(RECORDS PROVIDED Opens)

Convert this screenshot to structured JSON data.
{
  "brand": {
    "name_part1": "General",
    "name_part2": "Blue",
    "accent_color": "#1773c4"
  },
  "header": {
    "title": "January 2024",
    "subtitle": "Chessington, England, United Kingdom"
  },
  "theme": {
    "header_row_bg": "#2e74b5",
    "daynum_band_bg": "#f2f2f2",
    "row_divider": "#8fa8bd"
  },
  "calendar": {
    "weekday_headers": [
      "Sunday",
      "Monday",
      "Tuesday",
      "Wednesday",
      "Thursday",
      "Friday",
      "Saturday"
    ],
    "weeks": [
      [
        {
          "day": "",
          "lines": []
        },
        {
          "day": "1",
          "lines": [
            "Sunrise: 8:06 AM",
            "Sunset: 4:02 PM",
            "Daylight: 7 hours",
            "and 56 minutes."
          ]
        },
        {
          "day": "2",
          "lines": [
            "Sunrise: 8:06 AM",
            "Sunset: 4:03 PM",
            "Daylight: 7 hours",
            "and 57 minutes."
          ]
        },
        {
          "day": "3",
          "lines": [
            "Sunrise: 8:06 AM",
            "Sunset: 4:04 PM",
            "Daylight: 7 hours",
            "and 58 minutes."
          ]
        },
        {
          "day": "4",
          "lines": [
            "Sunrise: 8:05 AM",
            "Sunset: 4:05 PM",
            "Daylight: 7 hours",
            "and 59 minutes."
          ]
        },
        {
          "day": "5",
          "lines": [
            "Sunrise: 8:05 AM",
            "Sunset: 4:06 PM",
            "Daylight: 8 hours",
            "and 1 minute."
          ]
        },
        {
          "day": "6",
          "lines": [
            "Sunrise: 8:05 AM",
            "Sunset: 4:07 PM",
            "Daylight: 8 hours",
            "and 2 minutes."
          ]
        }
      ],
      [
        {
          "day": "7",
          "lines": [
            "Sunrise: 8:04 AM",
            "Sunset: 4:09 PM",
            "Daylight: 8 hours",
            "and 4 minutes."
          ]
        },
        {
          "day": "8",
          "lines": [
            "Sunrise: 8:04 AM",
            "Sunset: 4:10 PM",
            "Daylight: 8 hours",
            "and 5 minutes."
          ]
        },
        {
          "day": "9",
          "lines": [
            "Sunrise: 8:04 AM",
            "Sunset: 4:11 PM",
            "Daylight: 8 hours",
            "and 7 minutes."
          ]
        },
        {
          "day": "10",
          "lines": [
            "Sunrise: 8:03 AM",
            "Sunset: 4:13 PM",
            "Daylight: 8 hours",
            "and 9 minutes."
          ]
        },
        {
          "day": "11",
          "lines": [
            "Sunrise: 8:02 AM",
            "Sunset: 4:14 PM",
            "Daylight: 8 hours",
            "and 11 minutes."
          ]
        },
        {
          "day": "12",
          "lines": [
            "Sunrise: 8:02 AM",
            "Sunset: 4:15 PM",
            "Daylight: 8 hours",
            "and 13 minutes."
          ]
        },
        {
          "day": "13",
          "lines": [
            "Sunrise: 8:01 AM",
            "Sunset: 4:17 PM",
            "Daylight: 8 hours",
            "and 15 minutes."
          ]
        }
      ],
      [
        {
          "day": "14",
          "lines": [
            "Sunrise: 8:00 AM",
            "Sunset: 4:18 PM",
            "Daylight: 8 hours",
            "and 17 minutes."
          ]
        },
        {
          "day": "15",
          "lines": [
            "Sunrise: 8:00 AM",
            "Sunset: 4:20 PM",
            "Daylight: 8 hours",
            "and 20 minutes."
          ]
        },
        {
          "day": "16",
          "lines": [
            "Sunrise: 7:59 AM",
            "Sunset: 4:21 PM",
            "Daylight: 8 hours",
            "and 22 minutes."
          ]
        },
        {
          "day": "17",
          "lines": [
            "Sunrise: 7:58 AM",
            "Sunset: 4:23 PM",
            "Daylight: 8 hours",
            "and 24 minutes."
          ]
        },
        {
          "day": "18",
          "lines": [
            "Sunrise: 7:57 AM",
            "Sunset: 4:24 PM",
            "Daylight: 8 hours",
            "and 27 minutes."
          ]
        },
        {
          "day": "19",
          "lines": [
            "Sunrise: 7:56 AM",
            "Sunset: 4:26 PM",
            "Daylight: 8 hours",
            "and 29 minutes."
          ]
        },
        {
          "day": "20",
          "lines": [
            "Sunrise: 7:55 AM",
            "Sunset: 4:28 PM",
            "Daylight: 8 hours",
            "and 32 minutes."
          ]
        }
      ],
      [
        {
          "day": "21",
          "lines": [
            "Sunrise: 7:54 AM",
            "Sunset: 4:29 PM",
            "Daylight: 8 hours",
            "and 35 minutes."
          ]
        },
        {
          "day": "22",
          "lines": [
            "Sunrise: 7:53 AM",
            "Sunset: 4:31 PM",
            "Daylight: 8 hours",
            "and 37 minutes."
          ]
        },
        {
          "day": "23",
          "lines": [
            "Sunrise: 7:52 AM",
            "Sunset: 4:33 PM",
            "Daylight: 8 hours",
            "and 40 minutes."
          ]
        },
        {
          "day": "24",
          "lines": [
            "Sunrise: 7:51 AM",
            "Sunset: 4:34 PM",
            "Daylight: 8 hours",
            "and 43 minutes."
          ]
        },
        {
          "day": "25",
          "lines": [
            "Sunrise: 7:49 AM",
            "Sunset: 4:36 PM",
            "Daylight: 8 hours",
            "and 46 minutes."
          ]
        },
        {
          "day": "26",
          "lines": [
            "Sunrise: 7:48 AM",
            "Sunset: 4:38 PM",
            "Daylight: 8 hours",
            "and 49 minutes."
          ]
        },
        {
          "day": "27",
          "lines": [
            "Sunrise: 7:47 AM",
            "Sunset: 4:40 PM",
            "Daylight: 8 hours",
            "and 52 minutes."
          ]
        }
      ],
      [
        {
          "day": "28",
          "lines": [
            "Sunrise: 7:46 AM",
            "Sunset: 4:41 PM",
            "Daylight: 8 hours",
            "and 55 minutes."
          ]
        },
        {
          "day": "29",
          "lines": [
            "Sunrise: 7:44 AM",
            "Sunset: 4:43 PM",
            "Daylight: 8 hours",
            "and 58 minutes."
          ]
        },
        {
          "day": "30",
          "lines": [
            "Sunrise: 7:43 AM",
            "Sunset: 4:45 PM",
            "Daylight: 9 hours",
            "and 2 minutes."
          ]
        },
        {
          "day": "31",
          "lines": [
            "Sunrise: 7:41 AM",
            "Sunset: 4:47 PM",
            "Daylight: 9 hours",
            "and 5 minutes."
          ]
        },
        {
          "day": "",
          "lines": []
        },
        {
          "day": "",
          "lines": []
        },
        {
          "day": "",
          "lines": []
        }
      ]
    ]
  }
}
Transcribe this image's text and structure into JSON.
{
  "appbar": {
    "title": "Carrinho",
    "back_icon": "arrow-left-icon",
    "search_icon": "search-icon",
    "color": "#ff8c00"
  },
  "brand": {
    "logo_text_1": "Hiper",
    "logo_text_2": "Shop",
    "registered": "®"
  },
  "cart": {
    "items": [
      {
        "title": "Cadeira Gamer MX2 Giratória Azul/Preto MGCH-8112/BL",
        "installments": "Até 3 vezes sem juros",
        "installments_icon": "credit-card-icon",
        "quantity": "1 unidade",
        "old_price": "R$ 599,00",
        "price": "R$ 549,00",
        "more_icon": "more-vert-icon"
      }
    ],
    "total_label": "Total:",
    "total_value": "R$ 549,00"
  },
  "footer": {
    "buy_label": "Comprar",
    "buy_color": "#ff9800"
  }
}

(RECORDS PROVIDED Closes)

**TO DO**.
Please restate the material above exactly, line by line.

**EXERCISE RESULT**.
Convert this screenshot to structured JSON data.
{
  "brand": {
    "name_part1": "General",
    "name_part2": "Blue",
    "accent_color": "#1773c4"
  },
  "header": {
    "title": "January 2024",
    "subtitle": "Chessington, England, United Kingdom"
  },
  "theme": {
    "header_row_bg": "#2e74b5",
    "daynum_band_bg": "#f2f2f2",
    "row_divider": "#8fa8bd"
  },
  "calendar": {
    "weekday_headers": [
      "Sunday",
      "Monday",
      "Tuesday",
      "Wednesday",
      "Thursday",
      "Friday",
      "Saturday"
    ],
    "weeks": [
      [
        {
          "day": "",
          "lines": []
        },
        {
          "day": "1",
          "lines": [
            "Sunrise: 8:06 AM",
            "Sunset: 4:02 PM",
            "Daylight: 7 hours",
            "and 56 minutes."
          ]
        },
        {
          "day": "2",
          "lines": [
            "Sunrise: 8:06 AM",
            "Sunset: 4:03 PM",
            "Daylight: 7 hours",
            "and 57 minutes."
          ]
        },
        {
          "day": "3",
          "lines": [
            "Sunrise: 8:06 AM",
            "Sunset: 4:04 PM",
            "Daylight: 7 hours",
            "and 58 minutes."
          ]
        },
        {
          "day": "4",
          "lines": [
            "Sunrise: 8:05 AM",
            "Sunset: 4:05 PM",
            "Daylight: 7 hours",
            "and 59 minutes."
          ]
        },
        {
          "day": "5",
          "lines": [
            "Sunrise: 8:05 AM",
            "Sunset: 4:06 PM",
            "Daylight: 8 hours",
            "and 1 minute."
          ]
        },
        {
          "day": "6",
          "lines": [
            "Sunrise: 8:05 AM",
            "Sunset: 4:07 PM",
            "Daylight: 8 hours",
            "and 2 minutes."
          ]
        }
      ],
      [
        {
          "day": "7",
          "lines": [
            "Sunrise: 8:04 AM",
            "Sunset: 4:09 PM",
            "Daylight: 8 hours",
            "and 4 minutes."
          ]
        },
        {
          "day": "8",
          "lines": [
            "Sunrise: 8:04 AM",
            "Sunset: 4:10 PM",
            "Daylight: 8 hours",
            "and 5 minutes."
          ]
        },
        {
          "day": "9",
          "lines": [
            "Sunrise: 8:04 AM",
            "Sunset: 4:11 PM",
            "Daylight: 8 hours",
            "and 7 minutes."
          ]
        },
        {
          "day": "10",
          "lines": [
            "Sunrise: 8:03 AM",
            "Sunset: 4:13 PM",
            "Daylight: 8 hours",
            "and 9 minutes."
          ]
        },
        {
          "day": "11",
          "lines": [
            "Sunrise: 8:02 AM",
            "Sunset: 4:14 PM",
            "Daylight: 8 hours",
            "and 11 minutes."
          ]
        },
        {
          "day": "12",
          "lines": [
            "Sunrise: 8:02 AM",
            "Sunset: 4:15 PM",
            "Daylight: 8 hours",
            "and 13 minutes."
          ]
        },
        {
          "day": "13",
          "lines": [
            "Sunrise: 8:01 AM",
            "Sunset: 4:17 PM",
            "Daylight: 8 hours",
            "and 15 minutes."
          ]
        }
      ],
      [
        {
          "day": "14",
          "lines": [
            "Sunrise: 8:00 AM",
            "Sunset: 4:18 PM",
            "Daylight: 8 hours",
            "and 17 minutes."
          ]
        },
        {
          "day": "15",
          "lines": [
            "Sunrise: 8:00 AM",
            "Sunset: 4:20 PM",
            "Daylight: 8 hours",
            "and 20 minutes."
          ]
        },
        {
          "day": "16",
          "lines": [
            "Sunrise: 7:59 AM",
            "Sunset: 4:21 PM",
            "Daylight: 8 hours",
            "and 22 minutes."
          ]
        },
        {
          "day": "17",
          "lines": [
            "Sunrise: 7:58 AM",
            "Sunset: 4:23 PM",
            "Daylight: 8 hours",
            "and 24 minutes."
          ]
        },
        {
          "day": "18",
          "lines": [
            "Sunrise: 7:57 AM",
            "Sunset: 4:24 PM",
            "Daylight: 8 hours",
            "and 27 minutes."
          ]
        },
        {
          "day": "19",
          "lines": [
            "Sunrise: 7:56 AM",
            "Sunset: 4:26 PM",
            "Daylight: 8 hours",
            "and 29 minutes."
          ]
        },
        {
          "day": "20",
          "lines": [
            "Sunrise: 7:55 AM",
            "Sunset: 4:28 PM",
            "Daylight: 8 hours",
            "and 32 minutes."
          ]
        }
      ],
      [
        {
          "day": "21",
          "lines": [
            "Sunrise: 7:54 AM",
            "Sunset: 4:29 PM",
            "Daylight: 8 hours",
            "and 35 minutes."
          ]
        },
        {
          "day": "22",
          "lines": [
            "Sunrise: 7:53 AM",
            "Sunset: 4:31 PM",
            "Daylight: 8 hours",
            "and 37 minutes."
          ]
        },
        {
          "day": "23",
          "lines": [
            "Sunrise: 7:52 AM",
            "Sunset: 4:33 PM",
            "Daylight: 8 hours",
            "and 40 minutes."
          ]
        },
        {
          "day": "24",
          "lines": [
            "Sunrise: 7:51 AM",
            "Sunset: 4:34 PM",
            "Daylight: 8 hours",
            "and 43 minutes."
          ]
        },
        {
          "day": "25",
          "lines": [
            "Sunrise: 7:49 AM",
            "Sunset: 4:36 PM",
            "Daylight: 8 hours",
            "and 46 minutes."
          ]
        },
        {
          "day": "26",
          "lines": [
            "Sunrise: 7:48 AM",
            "Sunset: 4:38 PM",
            "Daylight: 8 hours",
            "and 49 minutes."
          ]
        },
        {
          "day": "27",
          "lines": [
            "Sunrise: 7:47 AM",
            "Sunset: 4:40 PM",
            "Daylight: 8 hours",
            "and 52 minutes."
          ]
        }
      ],
      [
        {
          "day": "28",
          "lines": [
            "Sunrise: 7:46 AM",
            "Sunset: 4:41 PM",
            "Daylight: 8 hours",
            "and 55 minutes."
          ]
        },
        {
          "day": "29",
          "lines": [
            "Sunrise: 7:44 AM",
            "Sunset: 4:43 PM",
            "Daylight: 8 hours",
            "and 58 minutes."
          ]
        },
        {
          "day": "30",
          "lines": [
            "Sunrise: 7:43 AM",
            "Sunset: 4:45 PM",
            "Daylight: 9 hours",
            "and 2 minutes."
          ]
        },
        {
          "day": "31",
          "lines": [
            "Sunrise: 7:41 AM",
            "Sunset: 4:47 PM",
            "Daylight: 9 hours",
            "and 5 minutes."
          ]
        },
        {
          "day": "",
          "lines": []
        },
        {
          "day": "",
          "lines": []
        },
        {
          "day": "",
          "lines": []
        }
      ]
    ]
  }
}
Transcribe this image's text and structure into JSON.
{
  "appbar": {
    "title": "Carrinho",
    "back_icon": "arrow-left-icon",
    "search_icon": "search-icon",
    "color": "#ff8c00"
  },
  "brand": {
    "logo_text_1": "Hiper",
    "logo_text_2": "Shop",
    "registered": "®"
  },
  "cart": {
    "items": [
      {
        "title": "Cadeira Gamer MX2 Giratória Azul/Preto MGCH-8112/BL",
        "installments": "Até 3 vezes sem juros",
        "installments_icon": "credit-card-icon",
        "quantity": "1 unidade",
        "old_price": "R$ 599,00",
        "price": "R$ 549,00",
        "more_icon": "more-vert-icon"
      }
    ],
    "total_label": "Total:",
    "total_value": "R$ 549,00"
  },
  "footer": {
    "buy_label": "Comprar",
    "buy_color": "#ff9800"
  }
}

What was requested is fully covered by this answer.